►
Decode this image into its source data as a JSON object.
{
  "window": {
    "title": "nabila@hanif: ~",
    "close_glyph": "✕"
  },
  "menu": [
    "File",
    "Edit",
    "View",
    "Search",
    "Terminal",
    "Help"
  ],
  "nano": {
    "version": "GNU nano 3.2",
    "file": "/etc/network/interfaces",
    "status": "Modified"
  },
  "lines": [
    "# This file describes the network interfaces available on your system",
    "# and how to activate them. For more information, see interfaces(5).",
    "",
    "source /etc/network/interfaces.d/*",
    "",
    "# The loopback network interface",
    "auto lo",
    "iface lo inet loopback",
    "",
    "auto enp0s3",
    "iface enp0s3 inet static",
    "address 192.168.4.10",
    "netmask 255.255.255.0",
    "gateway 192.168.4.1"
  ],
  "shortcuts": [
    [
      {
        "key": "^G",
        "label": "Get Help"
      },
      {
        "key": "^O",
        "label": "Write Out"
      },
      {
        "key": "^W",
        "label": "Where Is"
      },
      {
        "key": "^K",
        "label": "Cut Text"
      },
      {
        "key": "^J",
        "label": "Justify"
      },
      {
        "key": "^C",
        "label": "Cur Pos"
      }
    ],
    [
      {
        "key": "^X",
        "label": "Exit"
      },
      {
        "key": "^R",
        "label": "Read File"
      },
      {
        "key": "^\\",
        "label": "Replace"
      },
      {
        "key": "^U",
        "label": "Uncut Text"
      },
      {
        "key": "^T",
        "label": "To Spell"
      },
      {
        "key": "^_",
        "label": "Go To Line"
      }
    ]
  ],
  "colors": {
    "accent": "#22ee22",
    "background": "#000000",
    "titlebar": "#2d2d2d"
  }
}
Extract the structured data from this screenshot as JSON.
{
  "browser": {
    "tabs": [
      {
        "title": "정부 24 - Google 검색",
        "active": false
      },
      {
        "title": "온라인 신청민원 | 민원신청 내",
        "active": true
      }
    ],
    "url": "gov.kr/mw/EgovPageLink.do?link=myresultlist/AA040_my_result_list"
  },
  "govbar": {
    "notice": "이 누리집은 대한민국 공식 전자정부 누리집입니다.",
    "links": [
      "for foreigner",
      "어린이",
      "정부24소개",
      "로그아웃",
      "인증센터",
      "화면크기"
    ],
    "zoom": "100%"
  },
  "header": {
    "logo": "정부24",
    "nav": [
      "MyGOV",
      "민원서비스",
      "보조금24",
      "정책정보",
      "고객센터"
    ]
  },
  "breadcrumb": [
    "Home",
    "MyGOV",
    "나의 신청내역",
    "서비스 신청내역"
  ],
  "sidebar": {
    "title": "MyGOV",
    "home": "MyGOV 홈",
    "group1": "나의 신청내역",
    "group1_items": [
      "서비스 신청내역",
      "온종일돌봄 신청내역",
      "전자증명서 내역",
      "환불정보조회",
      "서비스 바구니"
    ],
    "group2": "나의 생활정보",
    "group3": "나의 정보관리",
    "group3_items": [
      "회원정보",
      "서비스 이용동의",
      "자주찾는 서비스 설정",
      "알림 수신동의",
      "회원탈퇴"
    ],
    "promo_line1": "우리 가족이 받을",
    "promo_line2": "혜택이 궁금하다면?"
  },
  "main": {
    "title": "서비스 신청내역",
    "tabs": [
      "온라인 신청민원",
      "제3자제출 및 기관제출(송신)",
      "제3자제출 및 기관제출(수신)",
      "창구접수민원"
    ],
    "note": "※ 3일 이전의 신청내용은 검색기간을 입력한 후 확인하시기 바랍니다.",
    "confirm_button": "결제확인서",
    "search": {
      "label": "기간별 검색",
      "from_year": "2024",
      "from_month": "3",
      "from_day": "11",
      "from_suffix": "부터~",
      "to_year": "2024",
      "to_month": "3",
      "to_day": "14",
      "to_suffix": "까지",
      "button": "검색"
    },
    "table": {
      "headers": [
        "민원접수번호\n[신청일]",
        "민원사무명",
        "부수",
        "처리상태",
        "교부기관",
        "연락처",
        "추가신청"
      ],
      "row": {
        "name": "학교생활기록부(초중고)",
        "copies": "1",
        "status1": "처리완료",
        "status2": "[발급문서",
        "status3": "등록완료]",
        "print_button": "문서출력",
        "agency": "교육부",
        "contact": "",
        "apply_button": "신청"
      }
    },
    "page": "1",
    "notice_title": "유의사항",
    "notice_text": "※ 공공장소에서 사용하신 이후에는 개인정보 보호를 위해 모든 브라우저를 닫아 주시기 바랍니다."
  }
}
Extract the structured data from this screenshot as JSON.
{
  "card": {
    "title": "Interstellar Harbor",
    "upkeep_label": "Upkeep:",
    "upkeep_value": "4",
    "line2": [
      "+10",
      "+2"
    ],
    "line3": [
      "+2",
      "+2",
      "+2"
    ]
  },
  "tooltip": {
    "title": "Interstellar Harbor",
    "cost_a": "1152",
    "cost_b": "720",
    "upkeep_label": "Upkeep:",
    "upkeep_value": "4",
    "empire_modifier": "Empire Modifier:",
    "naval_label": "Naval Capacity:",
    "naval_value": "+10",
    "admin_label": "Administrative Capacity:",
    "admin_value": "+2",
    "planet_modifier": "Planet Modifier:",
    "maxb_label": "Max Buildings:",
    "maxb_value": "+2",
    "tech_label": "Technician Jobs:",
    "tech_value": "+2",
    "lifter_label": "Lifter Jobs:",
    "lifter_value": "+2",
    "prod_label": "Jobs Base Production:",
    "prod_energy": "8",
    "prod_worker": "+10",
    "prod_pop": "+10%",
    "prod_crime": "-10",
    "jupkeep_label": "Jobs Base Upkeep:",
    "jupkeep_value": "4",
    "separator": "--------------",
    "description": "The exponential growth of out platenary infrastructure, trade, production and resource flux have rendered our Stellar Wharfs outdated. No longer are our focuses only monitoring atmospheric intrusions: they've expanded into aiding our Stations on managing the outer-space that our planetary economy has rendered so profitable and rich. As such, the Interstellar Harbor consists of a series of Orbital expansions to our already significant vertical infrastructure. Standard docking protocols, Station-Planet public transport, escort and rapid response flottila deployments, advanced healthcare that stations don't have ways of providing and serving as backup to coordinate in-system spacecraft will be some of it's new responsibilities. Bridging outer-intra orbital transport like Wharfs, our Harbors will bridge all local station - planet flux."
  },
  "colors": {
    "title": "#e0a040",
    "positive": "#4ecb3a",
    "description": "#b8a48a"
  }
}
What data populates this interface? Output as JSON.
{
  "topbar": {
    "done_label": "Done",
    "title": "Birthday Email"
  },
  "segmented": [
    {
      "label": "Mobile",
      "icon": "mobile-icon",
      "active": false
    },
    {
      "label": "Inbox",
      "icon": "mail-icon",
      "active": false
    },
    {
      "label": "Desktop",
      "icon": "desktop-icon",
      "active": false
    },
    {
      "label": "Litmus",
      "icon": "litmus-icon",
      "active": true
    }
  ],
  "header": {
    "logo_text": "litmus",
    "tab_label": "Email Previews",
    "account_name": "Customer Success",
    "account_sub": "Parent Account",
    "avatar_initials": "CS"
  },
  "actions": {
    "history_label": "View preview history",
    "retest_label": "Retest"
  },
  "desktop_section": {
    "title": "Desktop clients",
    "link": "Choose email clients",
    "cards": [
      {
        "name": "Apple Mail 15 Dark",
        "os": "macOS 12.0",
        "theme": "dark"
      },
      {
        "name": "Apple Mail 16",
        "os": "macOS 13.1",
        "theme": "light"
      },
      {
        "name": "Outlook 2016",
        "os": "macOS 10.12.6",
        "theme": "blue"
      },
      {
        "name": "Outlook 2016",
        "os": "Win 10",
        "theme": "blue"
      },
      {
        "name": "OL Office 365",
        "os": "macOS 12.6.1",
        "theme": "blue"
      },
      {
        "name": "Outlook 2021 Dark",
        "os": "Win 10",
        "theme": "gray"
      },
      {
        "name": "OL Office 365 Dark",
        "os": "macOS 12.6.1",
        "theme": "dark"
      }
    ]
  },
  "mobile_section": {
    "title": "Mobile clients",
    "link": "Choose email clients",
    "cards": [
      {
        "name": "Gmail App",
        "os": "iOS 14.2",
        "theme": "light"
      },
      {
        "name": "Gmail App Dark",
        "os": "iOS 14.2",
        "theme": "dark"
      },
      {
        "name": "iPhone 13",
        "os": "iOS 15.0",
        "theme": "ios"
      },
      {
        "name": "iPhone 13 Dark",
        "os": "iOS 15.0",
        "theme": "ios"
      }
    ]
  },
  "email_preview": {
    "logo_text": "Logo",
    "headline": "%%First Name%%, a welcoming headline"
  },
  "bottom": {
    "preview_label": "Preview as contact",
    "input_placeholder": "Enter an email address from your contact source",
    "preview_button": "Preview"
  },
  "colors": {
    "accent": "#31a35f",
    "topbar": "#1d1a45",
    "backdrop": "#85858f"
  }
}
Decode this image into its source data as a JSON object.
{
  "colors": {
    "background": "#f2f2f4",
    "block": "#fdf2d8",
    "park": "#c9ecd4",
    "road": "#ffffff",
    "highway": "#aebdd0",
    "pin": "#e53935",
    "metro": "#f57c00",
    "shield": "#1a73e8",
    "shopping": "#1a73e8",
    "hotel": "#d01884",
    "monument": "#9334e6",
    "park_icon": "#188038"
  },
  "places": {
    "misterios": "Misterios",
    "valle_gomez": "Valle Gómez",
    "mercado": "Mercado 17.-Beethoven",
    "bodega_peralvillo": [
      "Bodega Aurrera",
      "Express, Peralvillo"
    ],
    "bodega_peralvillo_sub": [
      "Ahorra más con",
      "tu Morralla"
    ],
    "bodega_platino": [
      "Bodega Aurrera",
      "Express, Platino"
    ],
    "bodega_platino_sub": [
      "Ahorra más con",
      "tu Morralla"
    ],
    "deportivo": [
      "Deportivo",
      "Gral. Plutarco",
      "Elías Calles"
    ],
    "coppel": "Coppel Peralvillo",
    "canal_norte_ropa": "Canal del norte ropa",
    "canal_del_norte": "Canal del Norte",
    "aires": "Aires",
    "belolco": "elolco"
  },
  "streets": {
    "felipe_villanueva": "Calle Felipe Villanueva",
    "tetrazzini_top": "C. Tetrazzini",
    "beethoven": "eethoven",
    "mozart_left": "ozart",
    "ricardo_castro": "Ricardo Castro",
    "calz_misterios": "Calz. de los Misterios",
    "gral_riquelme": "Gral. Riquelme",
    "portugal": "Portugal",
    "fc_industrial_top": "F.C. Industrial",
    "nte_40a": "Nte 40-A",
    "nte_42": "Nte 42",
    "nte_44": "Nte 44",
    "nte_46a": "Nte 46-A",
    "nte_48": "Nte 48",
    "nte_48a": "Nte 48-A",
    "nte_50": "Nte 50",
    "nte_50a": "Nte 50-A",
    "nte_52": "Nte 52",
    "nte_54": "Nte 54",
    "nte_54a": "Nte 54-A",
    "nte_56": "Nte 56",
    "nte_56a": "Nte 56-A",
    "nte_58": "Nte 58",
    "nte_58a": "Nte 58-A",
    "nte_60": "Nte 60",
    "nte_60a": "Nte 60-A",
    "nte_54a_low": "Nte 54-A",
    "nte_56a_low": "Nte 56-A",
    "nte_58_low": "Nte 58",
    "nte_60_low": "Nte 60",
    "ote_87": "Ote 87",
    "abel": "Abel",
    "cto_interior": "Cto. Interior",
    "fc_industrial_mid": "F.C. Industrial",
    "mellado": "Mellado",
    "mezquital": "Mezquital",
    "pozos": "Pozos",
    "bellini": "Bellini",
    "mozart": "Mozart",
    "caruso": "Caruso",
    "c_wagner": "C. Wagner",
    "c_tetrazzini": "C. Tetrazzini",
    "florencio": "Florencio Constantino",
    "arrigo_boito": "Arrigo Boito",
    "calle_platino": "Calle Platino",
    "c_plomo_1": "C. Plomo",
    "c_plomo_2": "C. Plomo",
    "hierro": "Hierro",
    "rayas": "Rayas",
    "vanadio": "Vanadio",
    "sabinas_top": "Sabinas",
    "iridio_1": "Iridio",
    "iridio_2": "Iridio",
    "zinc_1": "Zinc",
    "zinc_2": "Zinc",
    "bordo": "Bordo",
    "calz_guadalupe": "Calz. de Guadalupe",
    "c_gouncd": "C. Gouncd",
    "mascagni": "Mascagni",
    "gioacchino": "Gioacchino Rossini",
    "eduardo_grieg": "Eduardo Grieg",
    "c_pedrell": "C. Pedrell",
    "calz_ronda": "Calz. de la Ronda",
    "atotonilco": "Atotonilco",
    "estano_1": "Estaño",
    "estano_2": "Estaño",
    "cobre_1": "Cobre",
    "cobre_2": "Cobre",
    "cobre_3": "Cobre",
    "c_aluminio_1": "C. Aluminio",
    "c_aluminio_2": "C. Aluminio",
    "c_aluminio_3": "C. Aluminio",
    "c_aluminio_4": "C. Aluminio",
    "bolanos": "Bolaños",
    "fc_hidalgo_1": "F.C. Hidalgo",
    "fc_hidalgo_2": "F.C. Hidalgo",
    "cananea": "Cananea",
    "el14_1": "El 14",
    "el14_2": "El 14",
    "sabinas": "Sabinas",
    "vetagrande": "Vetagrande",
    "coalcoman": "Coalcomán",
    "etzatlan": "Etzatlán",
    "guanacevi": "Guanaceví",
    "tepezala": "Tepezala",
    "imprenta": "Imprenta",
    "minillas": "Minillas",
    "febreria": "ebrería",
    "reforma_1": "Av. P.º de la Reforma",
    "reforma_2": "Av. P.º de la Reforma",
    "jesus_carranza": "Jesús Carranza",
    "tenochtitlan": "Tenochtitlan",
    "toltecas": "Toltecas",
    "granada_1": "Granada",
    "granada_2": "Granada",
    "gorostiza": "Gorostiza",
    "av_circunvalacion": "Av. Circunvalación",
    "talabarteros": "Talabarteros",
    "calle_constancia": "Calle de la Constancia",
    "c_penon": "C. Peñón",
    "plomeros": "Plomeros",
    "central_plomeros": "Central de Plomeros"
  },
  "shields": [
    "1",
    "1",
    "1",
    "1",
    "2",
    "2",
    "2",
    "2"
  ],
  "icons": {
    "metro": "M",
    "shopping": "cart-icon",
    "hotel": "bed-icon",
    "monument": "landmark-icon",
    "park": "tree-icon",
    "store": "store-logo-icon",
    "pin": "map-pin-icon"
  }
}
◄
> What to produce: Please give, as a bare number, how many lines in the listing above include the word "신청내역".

> Written answer: 6